--- START ---

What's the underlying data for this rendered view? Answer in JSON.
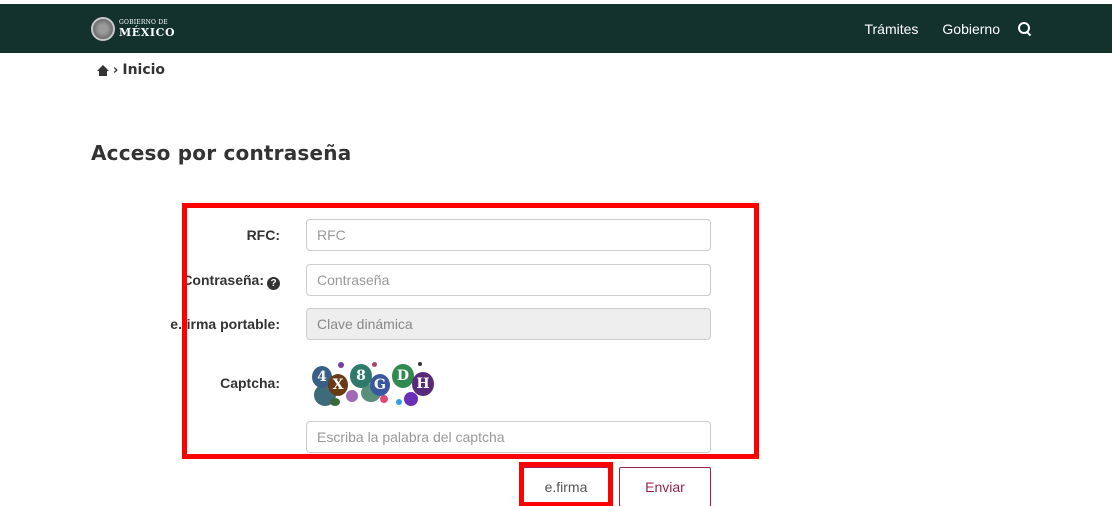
{
  "header": {
    "logo_small": "GOBIERNO DE",
    "logo_big": "MÉXICO",
    "nav": [
      {
        "label": "Trámites"
      },
      {
        "label": "Gobierno"
      }
    ],
    "icons": {
      "search": "search-icon",
      "seal": "seal-icon"
    },
    "background": "#13322b"
  },
  "breadcrumb": {
    "separator": "›",
    "current": "Inicio"
  },
  "page": {
    "title": "Acceso por contraseña"
  },
  "form": {
    "rfc": {
      "label": "RFC:",
      "placeholder": "RFC"
    },
    "password": {
      "label": "Contraseña:",
      "placeholder": "Contraseña",
      "help_icon": "question-circle-icon"
    },
    "efirma_portable": {
      "label": "e.firma portable:",
      "placeholder": "Clave dinámica"
    },
    "captcha": {
      "label": "Captcha:",
      "characters": [
        "4",
        "X",
        "8",
        "G",
        "D",
        "H"
      ],
      "input_placeholder": "Escriba la palabra del captcha"
    }
  },
  "buttons": {
    "efirma": "e.firma",
    "enviar": "Enviar"
  },
  "colors": {
    "accent": "#9d2449",
    "highlight": "#ff0000"
  }
}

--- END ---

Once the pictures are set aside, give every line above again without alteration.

What's the underlying data for this rendered view? Answer in JSON.
{
  "header": {
    "logo_small": "GOBIERNO DE",
    "logo_big": "MÉXICO",
    "nav": [
      {
        "label": "Trámites"
      },
      {
        "label": "Gobierno"
      }
    ],
    "icons": {
      "search": "search-icon",
      "seal": "seal-icon"
    },
    "background": "#13322b"
  },
  "breadcrumb": {
    "separator": "›",
    "current": "Inicio"
  },
  "page": {
    "title": "Acceso por contraseña"
  },
  "form": {
    "rfc": {
      "label": "RFC:",
      "placeholder": "RFC"
    },
    "password": {
      "label": "Contraseña:",
      "placeholder": "Contraseña",
      "help_icon": "question-circle-icon"
    },
    "efirma_portable": {
      "label": "e.firma portable:",
      "placeholder": "Clave dinámica"
    },
    "captcha": {
      "label": "Captcha:",
      "characters": [
        "4",
        "X",
        "8",
        "G",
        "D",
        "H"
      ],
      "input_placeholder": "Escriba la palabra del captcha"
    }
  },
  "buttons": {
    "efirma": "e.firma",
    "enviar": "Enviar"
  },
  "colors": {
    "accent": "#9d2449",
    "highlight": "#ff0000"
  }
}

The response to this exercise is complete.